This makes a lot of sense on political grounds for the Republican party. The GOP wouldn’t have to revisit every few months whether they’re going to bankrupt the government or allow it to default, both political losers for the party. As for the country, these nasty fights unnecessarily hold back the economy and crowd out other important Congressional legislation such as immigration and tax reform.
The problem with Beutler’s strategy is that it would probably cost Boehner his speakership. Beutler says that if Boehner is worried about this, he could make a deal with House Minority Leader Nancy Pelosi that Democrats will support him if he’s challenged by his conservative base.
But this doesn’t actually accomplish much for the Speaker. He keeps his title while losing all of his power.
If the Speaker faces a rebellion from within his ranks and turns to Pelosi for help, it effectively makes her de-facto Speaker. As we’ve seen repeatedly, Tea Party Republicans aren’t going to sit idly by while the Speaker betrays their most deeply held interests: cutting government spending and defunding Obamacare. In reality, the House doesn’t have a chance of accomplishing either of those, but House Republicans don’t live in reality. They will see Boehner’s betrayal not as a practical solution to improve the image of the party, but as a validation of their not-to-secret belief that the Speaker is a RINO. And they won’t accept that.

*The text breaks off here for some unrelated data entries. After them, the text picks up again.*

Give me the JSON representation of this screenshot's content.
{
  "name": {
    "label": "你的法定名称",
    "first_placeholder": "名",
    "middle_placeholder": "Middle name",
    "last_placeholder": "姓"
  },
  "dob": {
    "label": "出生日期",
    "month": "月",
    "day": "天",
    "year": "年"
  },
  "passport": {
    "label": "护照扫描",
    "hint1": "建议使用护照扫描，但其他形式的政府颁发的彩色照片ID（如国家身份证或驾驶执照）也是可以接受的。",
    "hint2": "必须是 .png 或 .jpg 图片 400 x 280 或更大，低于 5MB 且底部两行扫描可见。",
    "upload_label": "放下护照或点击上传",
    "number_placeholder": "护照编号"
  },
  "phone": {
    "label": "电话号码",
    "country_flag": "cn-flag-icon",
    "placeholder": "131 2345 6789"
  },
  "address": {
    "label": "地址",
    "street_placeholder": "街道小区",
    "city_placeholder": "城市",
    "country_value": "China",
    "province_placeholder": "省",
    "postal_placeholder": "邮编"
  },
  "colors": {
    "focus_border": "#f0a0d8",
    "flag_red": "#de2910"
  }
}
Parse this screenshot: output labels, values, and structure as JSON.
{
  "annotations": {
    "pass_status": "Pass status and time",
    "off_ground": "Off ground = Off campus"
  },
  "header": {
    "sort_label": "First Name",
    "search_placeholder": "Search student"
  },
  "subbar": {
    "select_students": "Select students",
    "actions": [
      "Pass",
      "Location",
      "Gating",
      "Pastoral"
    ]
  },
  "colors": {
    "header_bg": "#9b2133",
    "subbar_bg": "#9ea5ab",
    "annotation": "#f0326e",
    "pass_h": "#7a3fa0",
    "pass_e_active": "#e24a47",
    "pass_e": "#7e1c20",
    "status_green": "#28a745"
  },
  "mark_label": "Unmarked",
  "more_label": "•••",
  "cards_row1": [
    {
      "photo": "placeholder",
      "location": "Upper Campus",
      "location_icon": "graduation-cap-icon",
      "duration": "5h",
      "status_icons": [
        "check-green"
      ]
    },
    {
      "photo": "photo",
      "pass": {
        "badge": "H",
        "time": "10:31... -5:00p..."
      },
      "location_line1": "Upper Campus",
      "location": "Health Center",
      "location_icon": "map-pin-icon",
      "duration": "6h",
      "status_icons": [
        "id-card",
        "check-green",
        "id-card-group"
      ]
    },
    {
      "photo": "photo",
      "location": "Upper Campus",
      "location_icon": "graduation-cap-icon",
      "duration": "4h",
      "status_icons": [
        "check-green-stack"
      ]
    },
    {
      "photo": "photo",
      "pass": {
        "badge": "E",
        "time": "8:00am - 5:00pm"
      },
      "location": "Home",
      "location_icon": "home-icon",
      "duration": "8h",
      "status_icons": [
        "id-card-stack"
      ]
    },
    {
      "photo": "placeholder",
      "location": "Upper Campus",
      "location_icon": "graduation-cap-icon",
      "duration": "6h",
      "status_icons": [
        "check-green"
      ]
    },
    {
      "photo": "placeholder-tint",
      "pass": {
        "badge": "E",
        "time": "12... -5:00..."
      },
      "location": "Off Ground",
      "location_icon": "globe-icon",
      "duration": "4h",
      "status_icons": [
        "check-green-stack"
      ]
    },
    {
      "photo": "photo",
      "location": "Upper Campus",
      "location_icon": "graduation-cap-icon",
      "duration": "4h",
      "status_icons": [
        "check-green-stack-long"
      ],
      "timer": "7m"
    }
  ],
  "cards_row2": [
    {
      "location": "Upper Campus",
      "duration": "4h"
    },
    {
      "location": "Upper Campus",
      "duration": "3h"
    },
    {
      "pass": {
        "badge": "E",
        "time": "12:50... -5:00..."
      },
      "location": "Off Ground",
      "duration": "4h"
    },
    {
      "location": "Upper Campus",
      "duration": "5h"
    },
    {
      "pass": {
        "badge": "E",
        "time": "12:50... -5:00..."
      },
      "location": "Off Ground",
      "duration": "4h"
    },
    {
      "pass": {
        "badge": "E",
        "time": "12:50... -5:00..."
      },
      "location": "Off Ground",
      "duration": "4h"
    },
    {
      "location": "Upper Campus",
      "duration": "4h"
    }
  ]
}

Whoever rises up to challenge Boehner for his speakership – whether it be the Majority Leader, Eric Cantor, or someone well outside Republican leadership such as Justin Amash – will have the support from Tea Party groups around the country and many members of the Republican caucus. If Democrats come to Boehner’s aid and save his speakership, the Tea Party will not simply give up the fight. The Tea Party doesn’t give up fights, even ones they’ve lost repeatedly (see, Obamacare). They will continue to fight against everything Boehner does, if just to send a message to future speakers that the Tea Party is not to be messed with.
If Boehner hopes to accomplish anything else in this Congress, it will require large Democratic support and it will be up to Pelosi to provide that support. Anything Boehner wants to pass, he’ll have to run by the Minority Leader to see if she can whip the votes for it. That gives Pelosi all the power. That’s great for Democrats, but horrible for Republicans and even worse for Boehner. He’ll have no power in Congress and a Republican base that will never forgive him. That’s not a strategy the Speaker should pursue.